→ Your goal: Pick each line that has "repo" out of the records.

(Source data)
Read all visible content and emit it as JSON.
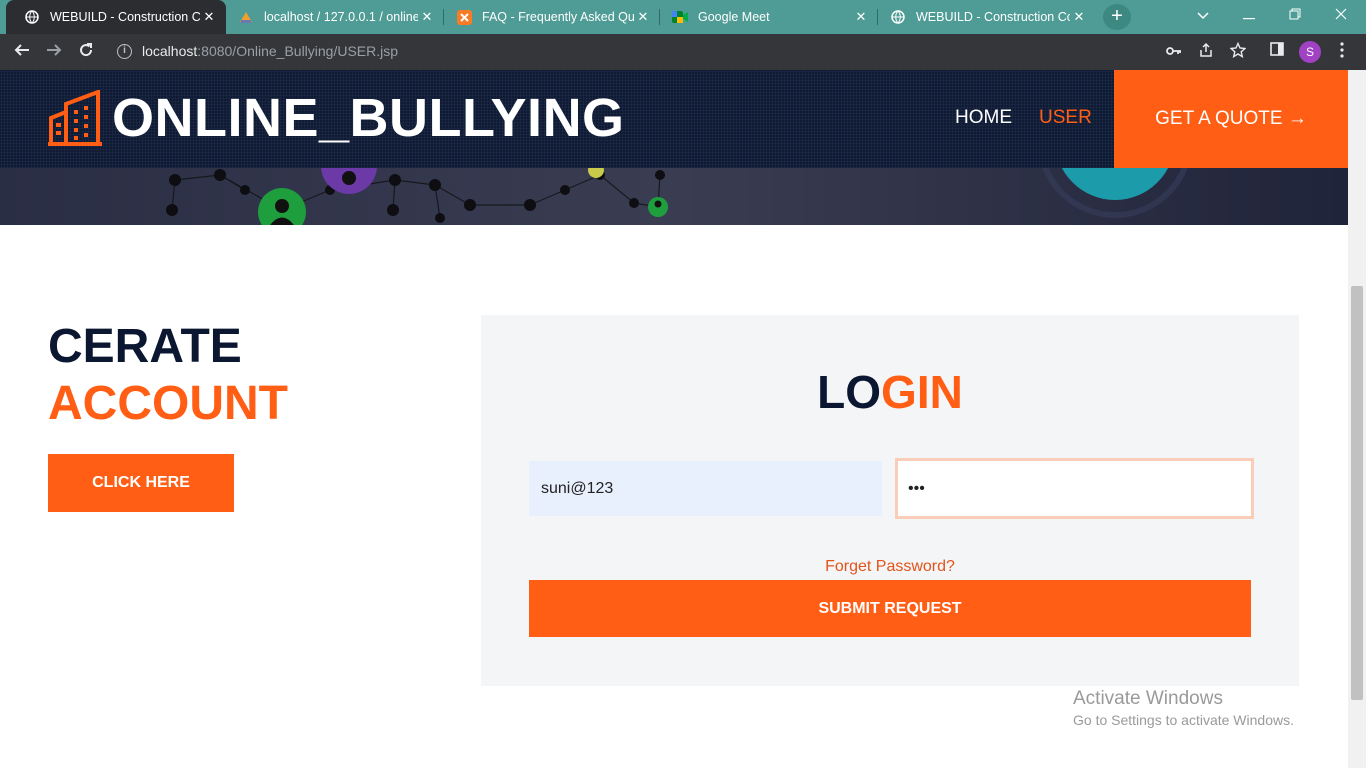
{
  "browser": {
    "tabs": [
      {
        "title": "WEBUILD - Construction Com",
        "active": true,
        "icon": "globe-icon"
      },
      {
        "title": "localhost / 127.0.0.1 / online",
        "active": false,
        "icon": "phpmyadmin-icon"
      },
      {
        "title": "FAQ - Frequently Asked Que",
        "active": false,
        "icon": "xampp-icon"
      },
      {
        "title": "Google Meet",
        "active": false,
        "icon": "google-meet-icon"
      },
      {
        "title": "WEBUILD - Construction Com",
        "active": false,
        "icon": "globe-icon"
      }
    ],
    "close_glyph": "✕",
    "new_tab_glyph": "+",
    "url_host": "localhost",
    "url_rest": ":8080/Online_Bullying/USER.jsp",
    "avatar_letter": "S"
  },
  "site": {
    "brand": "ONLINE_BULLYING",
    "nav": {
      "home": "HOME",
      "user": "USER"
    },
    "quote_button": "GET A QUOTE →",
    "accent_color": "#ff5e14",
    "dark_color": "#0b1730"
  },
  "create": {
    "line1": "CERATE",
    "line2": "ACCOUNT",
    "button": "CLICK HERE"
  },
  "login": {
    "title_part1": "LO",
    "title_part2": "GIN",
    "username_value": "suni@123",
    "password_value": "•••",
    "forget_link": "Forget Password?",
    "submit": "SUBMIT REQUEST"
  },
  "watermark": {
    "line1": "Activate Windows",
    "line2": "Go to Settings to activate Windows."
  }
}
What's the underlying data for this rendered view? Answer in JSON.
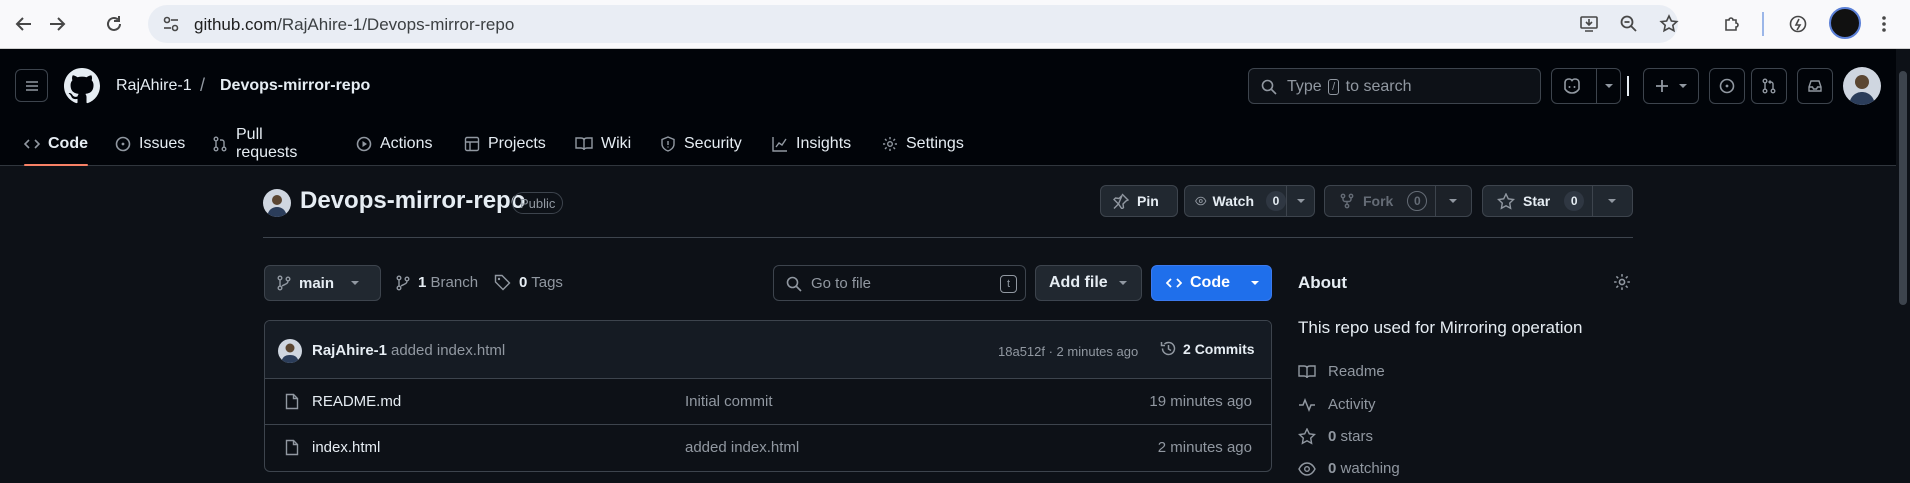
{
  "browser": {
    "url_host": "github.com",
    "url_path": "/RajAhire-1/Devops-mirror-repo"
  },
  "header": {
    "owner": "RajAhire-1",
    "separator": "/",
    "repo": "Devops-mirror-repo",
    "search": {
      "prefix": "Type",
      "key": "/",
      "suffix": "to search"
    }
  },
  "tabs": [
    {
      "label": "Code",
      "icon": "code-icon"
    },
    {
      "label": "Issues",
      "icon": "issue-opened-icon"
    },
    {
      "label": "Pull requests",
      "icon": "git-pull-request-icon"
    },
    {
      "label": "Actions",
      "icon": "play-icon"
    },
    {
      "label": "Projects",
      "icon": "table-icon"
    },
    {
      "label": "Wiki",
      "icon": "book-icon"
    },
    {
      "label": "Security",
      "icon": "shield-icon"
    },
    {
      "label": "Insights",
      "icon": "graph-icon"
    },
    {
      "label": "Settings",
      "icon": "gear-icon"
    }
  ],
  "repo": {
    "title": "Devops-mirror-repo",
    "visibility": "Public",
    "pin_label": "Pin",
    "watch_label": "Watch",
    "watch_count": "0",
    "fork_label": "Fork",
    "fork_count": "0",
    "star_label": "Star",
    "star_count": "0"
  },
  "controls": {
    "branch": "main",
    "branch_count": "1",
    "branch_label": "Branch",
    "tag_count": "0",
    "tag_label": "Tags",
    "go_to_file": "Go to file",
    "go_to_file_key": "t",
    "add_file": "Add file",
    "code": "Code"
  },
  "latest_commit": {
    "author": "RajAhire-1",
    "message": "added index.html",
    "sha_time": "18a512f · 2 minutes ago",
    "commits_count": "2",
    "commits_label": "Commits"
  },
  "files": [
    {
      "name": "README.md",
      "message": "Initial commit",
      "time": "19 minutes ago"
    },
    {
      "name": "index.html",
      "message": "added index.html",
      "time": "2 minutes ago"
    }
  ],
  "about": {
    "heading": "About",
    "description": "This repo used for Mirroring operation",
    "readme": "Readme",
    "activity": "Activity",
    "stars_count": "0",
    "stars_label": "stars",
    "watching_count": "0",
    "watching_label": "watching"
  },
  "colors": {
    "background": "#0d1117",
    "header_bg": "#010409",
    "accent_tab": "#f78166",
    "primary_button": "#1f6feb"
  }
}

→ Answer box:
    "url_path": "/RajAhire-1/Devops-mirror-repo"
    "repo": "Devops-mirror-repo",
  "repo": {
    "title": "Devops-mirror-repo",
    "description": "This repo used for Mirroring operation",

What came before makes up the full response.